Lecturers - request an e-inspection copy of this text or contact your local SAGE representative to discuss your course needs. Research Methodology: A Step by Step Guide for Beginners has been written specifically for those with no previous experience of research or research methodology. Written in a logical and accessible style and providing helpful techniques and examples, it breaks the process of designing and doing a research project into eight manageable operational steps. The book guides you through your project from beginning to end by offering practical advice on: formulating a research question ethical considerations carrying out a literature review choosing a research design selecting a sample collecting and analysing qualitative and quantitative data writing a research report. The book is essential reading for undergraduate and postgraduate students in the social sciences embarking on quantitative or qualitative research projects. Available with Perusall--an eBook that makes it easier to prepare for class Perusall is an award-winning eBook platform featuring social annotation tools that allow students and instructors to collaboratively mark up and discuss their SAGE textbook. Backed by research and supported by technological innovations developed at Harvard University, this process of learning through collaborative annotation keeps your students engaged and makes teaching easier and more effective. Learn more.
Student's Guide to Writing College Papers
by Kate L. Turabian; Gregory G. Colomb (Editor); Joseph M. Williams (Editor); University of Chicago Press Staff (Editor)
Publication Date: 2010-04-15

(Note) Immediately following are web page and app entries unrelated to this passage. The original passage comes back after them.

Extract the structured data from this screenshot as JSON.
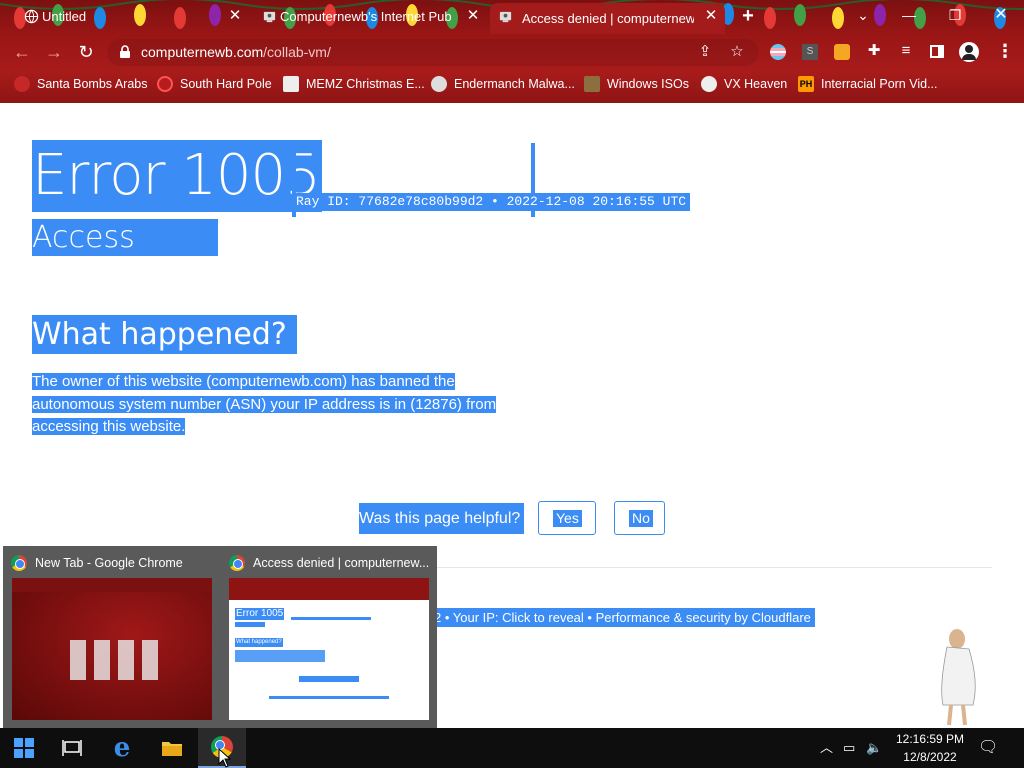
{
  "browser": {
    "tabs": [
      {
        "title": "Untitled",
        "active": false
      },
      {
        "title": "Computernewb's Internet Pub H",
        "active": false
      },
      {
        "title": "Access denied | computernewb.c",
        "active": true
      }
    ],
    "address": {
      "domain": "computernewb.com",
      "path": "/collab-vm/"
    },
    "bookmarks": [
      {
        "label": "Santa Bombs Arabs",
        "icon": "bomb-icon"
      },
      {
        "label": "South Hard Pole",
        "icon": "virus-icon"
      },
      {
        "label": "MEMZ Christmas E...",
        "icon": "page-icon"
      },
      {
        "label": "Endermanch Malwa...",
        "icon": "skull-icon"
      },
      {
        "label": "Windows ISOs",
        "icon": "figure-icon"
      },
      {
        "label": "VX Heaven",
        "icon": "biohazard-icon"
      },
      {
        "label": "Interracial Porn Vid...",
        "icon": "ph-icon",
        "icon_text": "PH"
      }
    ],
    "theme_color": "#9b1616"
  },
  "page": {
    "error_title": "Error 1005",
    "ray_line": "Ray ID: 77682e78c80b99d2 • 2022-12-08 20:16:55 UTC",
    "subtitle": "Access denied",
    "what_heading": "What happened?",
    "description_lines": [
      "The owner of this website (computernewb.com) has banned the",
      "autonomous system number (ASN) your IP address is in (12876) from",
      "accessing this website."
    ],
    "helpful_question": "Was this page helpful?",
    "yes_label": "Yes",
    "no_label": "No",
    "footer_text": "2 • Your IP: Click to reveal • Performance & security by Cloudflare",
    "selection_color": "#3b8cf5"
  },
  "taskbar_previews": [
    {
      "title": "New Tab - Google Chrome"
    },
    {
      "title": "Access denied | computernew..."
    }
  ],
  "taskbar": {
    "time": "12:16:59 PM",
    "date": "12/8/2022"
  },
  "thumbnail_text": {
    "title": "Error 1005",
    "heading": "What happened?"
  }
}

High school students, two-year college students, and university students all need to know how to write a well-reasoned, coherent research paper—and for decades Kate Turabian’s Student’s Guide to Writing College Papers has helped them to develop this critical skill. In the new fourth edition of Turabian’s popular guide, the team behind Chicago’s widely respected The Craft of Research has reconceived and renewed this classic for today’s generation. Designed for less advanced writers than Turabian’s Manual of Writers of Research Papers, Theses, and Dissertations, Seventh Edition, Gregory G. Colomb and Joseph M. Williams here introduce students to the art of defining a topic, doing high-quality research with limited resources, and writing an engaging and solid college paper. The Student’s Guide is organized into three sections that lead students through the process of developing and revising a paper. Part 1, "Writing Your Paper," guides students through the research process with discussions of choosing and developing a topic, validating sources, planning arguments, writing drafts, avoiding plagiarism, and presenting evidence in tables and figures. Part 2, "Citing Sources," begins with a succinct introduction to why citation is important and includes sections on the three major styles students might encounter in their work—Chicago, MLA, and APA—all with full coverage of electronic source citation. Part 3, "Style," covers all matters of style important to writers of college papers, from punctuation to spelling to presenting titles, names, and numbers. With the authority and clarity long associated with the name Turabian, the fourth edition of Student’s Guide to Writing College Papers is both a solid introduction to the research process and a convenient handbook to the best practices of writing college papers. Classroom tested and filled with relevant examples and tips, this is a reference that students, and their teachers, will turn to again and again.
Encyclopedia of Research Design
by Neil J. Salkind (Editor)
Publication Date: 2010-06-22
To request a free 30-day online trial to this product, visit www.sagepub.com/freetrial Research design can be daunting for all types of researchers. At its heart it might be described as a formalized approach toward problem solving, thinking, and acquiring knowledge--the success of which depends upon clearly defined objectives and appropriate choice of statistical tools, tests, and analysis to meet a project's objectives. Comprising more than 500 entries, the Encyclopedia of Research Design explains how to make decisions about research design, undertake research projects in an ethical manner, interpret and draw valid inferences from data, and evaluate experiment design strategies and results. Two additional features carry this encyclopedia far above other works in the field: bibliographic entries devoted to significant articles in the history of research design and reviews of contemporary tools, such as software and statistical procedures, used to analyze results. Key Features Covers the spectrum of research design strategies, from material presented in introductory classes to topics necessary in graduate research Addresses cross- and multidisciplinary research needs, with many examples drawn from the social and behavioral sciences, neurosciences, and biomedical and life sciences Provides summaries of advantages and disadvantages of often-used strategies Uses hundreds of sample tables, figures, and equations based on real-life cases Key Themes Descriptive Statistics Distributions Graphical Displays of Data Hypothesis Testing Important Publications Inferential Statistics Item Response Theory Mathematical Concepts Measurement Concepts Organizations Publishing Qualitative Research Reliability of Scores Research Design Concepts Research Designs Research Ethics Research Process Research Validity Issues Sampling Scaling Software Applications Statistical Assumptions Statistical Concepts Statistical Procedures Statistical Tests Theories, Laws, and Principles Types of Variables Validity of Scores The Encyclopedia of Research Design is the perfect instrument for new learners as well as experienced researchers to explore both the original and newest branches of the field.